> **Instructions for the task**: Print out the full listing, exactly.

····················

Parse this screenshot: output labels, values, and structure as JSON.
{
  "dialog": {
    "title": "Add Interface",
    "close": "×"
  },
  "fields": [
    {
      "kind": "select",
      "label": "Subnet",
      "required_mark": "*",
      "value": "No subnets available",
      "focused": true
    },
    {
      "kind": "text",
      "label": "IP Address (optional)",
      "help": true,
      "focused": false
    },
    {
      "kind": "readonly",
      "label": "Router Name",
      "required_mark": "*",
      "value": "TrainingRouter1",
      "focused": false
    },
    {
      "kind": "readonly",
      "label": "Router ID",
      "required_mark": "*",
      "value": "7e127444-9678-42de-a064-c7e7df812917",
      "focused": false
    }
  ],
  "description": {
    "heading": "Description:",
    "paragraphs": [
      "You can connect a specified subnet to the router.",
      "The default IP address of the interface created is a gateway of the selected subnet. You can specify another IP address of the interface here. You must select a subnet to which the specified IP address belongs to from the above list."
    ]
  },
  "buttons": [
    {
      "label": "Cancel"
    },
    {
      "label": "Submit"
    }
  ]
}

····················

> **Task output**:
Parse this screenshot: output labels, values, and structure as JSON.
{
  "dialog": {
    "title": "Add Interface",
    "close": "×"
  },
  "fields": [
    {
      "kind": "select",
      "label": "Subnet",
      "required_mark": "*",
      "value": "No subnets available",
      "focused": true
    },
    {
      "kind": "text",
      "label": "IP Address (optional)",
      "help": true,
      "focused": false
    },
    {
      "kind": "readonly",
      "label": "Router Name",
      "required_mark": "*",
      "value": "TrainingRouter1",
      "focused": false
    },
    {
      "kind": "readonly",
      "label": "Router ID",
      "required_mark": "*",
      "value": "7e127444-9678-42de-a064-c7e7df812917",
      "focused": false
    }
  ],
  "description": {
    "heading": "Description:",
    "paragraphs": [
      "You can connect a specified subnet to the router.",
      "The default IP address of the interface created is a gateway of the selected subnet. You can specify another IP address of the interface here. You must select a subnet to which the specified IP address belongs to from the above list."
    ]
  },
  "buttons": [
    {
      "label": "Cancel"
    },
    {
      "label": "Submit"
    }
  ]
}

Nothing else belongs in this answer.